“On October 13, Fair Fight PAC became aware that PAC funds may have been incorrectly paid to consultants,” a statement from Fair Fight PAC said. “Our first priority is to organize collective efforts to educate voters, which we will not lose sight of throughout this internal investigation.”
Fair Fight Action’s new executive director Cianti Stewart-Reid declined to disclose the group’s donors. But POLITICO was able to identify donations from George Soros’ Open Society Foundations and the Sixteen Thirty Fund, both large and well-funded liberal organizations, based on interviews and a review of other 990 forms.
Open Society’s co-director for U.S. grants, Laleh Ispahani, said she was impressed with how “cutting-edge” Fair Fight Action was. “I was always informed about the work and I think most of their donors probably would say the same thing,” Ispahani said.
But when asked about the money spent on outside legal fees and its 2018 case, Ispahani said, “I was not aware of that. I will tell you I didn’t know about what they spent on it, or even how they fund that, quite honestly. So I just I don’t have a lot to tell you.”
The Sixteen Thirty Fund declined to comment on its grant to Fair Fight Action.
Going to trial
The case, delayed by Covid, finally came to trial in the spring.
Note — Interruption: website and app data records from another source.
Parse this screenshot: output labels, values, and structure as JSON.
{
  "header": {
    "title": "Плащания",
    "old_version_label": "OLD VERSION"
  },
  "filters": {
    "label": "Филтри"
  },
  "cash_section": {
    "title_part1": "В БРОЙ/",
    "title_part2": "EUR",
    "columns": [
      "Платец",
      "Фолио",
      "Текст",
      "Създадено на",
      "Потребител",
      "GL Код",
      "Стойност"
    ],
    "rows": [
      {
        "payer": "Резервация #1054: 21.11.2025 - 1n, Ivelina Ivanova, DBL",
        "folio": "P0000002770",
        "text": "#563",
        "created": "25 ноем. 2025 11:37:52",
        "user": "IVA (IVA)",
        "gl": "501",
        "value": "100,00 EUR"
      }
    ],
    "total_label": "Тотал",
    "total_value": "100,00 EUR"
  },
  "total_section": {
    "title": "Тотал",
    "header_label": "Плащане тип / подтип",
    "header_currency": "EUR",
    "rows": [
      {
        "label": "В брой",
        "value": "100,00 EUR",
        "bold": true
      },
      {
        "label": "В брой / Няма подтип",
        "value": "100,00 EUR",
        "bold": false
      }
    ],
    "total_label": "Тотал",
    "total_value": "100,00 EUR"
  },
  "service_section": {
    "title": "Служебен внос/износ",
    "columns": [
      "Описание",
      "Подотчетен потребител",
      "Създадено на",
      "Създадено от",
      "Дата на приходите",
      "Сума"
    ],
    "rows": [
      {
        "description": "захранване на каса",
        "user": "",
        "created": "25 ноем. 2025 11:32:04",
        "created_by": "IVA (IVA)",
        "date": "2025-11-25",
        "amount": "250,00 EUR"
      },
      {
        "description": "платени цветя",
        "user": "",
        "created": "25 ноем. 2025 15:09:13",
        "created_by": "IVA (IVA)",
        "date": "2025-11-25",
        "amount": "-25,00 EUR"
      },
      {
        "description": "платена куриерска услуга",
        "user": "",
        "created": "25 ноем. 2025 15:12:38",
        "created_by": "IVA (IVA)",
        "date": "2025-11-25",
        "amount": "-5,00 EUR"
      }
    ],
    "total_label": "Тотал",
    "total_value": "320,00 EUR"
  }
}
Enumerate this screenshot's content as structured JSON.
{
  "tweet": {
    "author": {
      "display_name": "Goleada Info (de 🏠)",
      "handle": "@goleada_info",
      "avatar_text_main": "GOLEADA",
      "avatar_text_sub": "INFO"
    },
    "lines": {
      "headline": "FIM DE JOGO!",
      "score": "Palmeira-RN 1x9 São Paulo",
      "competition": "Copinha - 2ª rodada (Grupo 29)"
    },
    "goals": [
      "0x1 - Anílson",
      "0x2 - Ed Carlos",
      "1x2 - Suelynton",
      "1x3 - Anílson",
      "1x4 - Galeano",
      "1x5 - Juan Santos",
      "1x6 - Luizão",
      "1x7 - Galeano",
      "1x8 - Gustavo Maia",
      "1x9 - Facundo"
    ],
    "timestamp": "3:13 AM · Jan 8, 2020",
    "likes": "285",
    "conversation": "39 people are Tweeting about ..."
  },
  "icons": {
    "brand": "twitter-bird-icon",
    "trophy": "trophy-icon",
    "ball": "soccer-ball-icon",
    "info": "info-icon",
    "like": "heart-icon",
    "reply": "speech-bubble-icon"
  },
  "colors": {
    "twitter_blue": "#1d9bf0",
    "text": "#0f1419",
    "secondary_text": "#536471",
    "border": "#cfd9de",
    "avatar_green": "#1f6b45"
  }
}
Over the course of 21 days of testimony between April and June of this year, Fair Fight Action called 50 witnesses, including 25 voters of which seven could not cast a ballot in the 2016 and 2018 elections.
Prior to trial, Fair Fight Action had collected more than 3,300 voter declarations and included 350 of those stories in the pre-trial discovery portion of the case. Lawrence-Hardy said after closing arguments that it was a point of pride for her and her team to be able to document so many voters’ experiences.
One witness was a Fulton County voter named Andre Smith, who was repeatedly flagged as a felon and removed from the voter system because of a false match with a different Andre Smith. The defense acknowledged the problem, but said the decision to remove Smith was made at the Fulton County level, and therefore not the fault of the secretary of state’s office.
The state maintained that while Georgia’s election system is not perfect, it is neither systemically flawed nor intentionally discriminatory.
Josh Belinfante, the lead attorney for the state, argued that while individual voters might have had issues voting there is not a burden on the right to vote itself, which is the legal standard in such cases. (Belinfante’s firm has also represented the Georgia Republican Party, including in an unsuccessful lawsuit challenging absentee ballots in Chatham County in the 2020 presidential election.)
On the stand, Belinfante questioned Lauren Groh-Wargo, Abrams’ 2018 campaign manager who also served as director of Fair Fight Action, on why the organization had challenged election procedures in 2018 but called the 2020 election “free and fair” — a point amplified by Judge Jones in a question from the bench.